Clear thinking is needed on move
THE city council transferred its staff from Unity House in Hanley in 1992 to the Civic Centre 'to revitalise Stoke'.
It was not, as frequently stated, because Unity House was crumbling.
This cost some £20m. Subsequently, when it regained its responsibility for education and social services, the council spent another £10m building Swann House.
The move resulted in no economic improvement in Stoke and probably added to the decline in Hanley.
It also cost £1 million to demolish Unity House.
It is now proposing to compound the error, spending £40m on a similar venture in the opposite direction.

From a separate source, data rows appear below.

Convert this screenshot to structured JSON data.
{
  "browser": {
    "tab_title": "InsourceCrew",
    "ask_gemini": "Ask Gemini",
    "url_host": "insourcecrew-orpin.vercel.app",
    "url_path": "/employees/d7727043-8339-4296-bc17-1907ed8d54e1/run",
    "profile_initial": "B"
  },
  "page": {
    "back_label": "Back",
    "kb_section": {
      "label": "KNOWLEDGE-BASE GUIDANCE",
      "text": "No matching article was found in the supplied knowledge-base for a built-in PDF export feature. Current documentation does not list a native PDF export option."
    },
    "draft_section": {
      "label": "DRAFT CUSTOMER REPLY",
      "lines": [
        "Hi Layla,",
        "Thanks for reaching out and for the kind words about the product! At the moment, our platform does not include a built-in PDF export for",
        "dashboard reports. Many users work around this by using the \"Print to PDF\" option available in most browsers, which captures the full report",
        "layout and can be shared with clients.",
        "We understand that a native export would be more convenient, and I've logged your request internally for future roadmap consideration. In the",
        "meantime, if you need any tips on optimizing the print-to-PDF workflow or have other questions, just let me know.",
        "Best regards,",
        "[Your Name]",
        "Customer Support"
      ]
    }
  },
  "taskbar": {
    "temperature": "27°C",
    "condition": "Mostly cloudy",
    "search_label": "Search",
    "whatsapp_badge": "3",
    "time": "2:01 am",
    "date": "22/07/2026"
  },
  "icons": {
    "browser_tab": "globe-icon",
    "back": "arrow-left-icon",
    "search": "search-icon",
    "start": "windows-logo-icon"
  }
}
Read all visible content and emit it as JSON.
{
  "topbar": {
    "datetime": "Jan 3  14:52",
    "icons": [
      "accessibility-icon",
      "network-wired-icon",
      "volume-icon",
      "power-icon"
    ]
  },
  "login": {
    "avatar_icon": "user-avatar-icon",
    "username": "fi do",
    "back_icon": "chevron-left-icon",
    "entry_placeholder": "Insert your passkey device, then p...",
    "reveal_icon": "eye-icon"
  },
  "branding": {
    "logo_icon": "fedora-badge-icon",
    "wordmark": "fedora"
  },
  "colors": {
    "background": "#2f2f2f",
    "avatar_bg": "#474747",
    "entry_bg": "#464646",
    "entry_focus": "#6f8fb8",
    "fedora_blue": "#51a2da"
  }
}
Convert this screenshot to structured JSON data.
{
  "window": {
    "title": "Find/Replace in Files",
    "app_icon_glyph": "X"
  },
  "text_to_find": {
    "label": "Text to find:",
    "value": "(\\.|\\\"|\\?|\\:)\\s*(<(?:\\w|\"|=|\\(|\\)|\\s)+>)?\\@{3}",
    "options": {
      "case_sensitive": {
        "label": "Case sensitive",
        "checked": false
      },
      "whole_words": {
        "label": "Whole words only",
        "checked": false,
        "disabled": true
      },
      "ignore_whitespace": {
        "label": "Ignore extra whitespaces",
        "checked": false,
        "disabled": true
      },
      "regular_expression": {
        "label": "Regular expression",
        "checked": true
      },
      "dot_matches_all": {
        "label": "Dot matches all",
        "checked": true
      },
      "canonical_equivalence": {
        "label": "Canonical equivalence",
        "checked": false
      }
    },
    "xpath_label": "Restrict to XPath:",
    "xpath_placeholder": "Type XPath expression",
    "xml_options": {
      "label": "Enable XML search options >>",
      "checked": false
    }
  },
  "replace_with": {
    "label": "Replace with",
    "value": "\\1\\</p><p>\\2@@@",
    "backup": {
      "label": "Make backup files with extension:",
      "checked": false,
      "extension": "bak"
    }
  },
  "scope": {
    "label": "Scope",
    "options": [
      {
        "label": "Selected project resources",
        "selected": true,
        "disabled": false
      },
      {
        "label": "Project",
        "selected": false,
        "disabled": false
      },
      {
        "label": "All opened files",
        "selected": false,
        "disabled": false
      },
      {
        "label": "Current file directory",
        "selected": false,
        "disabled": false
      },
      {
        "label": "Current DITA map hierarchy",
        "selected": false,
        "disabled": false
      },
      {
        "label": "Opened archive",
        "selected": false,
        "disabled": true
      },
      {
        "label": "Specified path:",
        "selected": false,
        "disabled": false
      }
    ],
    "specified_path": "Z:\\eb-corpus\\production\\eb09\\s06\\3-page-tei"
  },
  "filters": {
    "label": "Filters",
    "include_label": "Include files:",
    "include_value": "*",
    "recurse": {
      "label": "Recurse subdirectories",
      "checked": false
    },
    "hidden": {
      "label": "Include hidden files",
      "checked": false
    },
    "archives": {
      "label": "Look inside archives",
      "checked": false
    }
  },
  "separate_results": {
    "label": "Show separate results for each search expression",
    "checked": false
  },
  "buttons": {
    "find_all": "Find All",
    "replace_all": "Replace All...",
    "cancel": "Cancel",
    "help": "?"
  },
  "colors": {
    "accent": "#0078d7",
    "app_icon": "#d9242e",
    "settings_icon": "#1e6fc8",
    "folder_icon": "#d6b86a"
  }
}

The Sentinel reported that the developer for the proposed Central Business District in Hanley has raised objections to the council-backed Etruria Valley development (including provision for offices) because it will attract businesses in preference to the CBD.
Similarly, in moving the civic offices back to Hanley, there will be modern offices vacant in Stoke.
This will further detract from the CBD. There will be two council developments competing for effectively the same business the council hopes to attract to Hanley.
There doesn't appear to be businesses queuing up to move into the city so it seems inevitable that one, at least, of the projects will fail.
The city council should reconsider its strategy for business developments with some clear-headed thinking.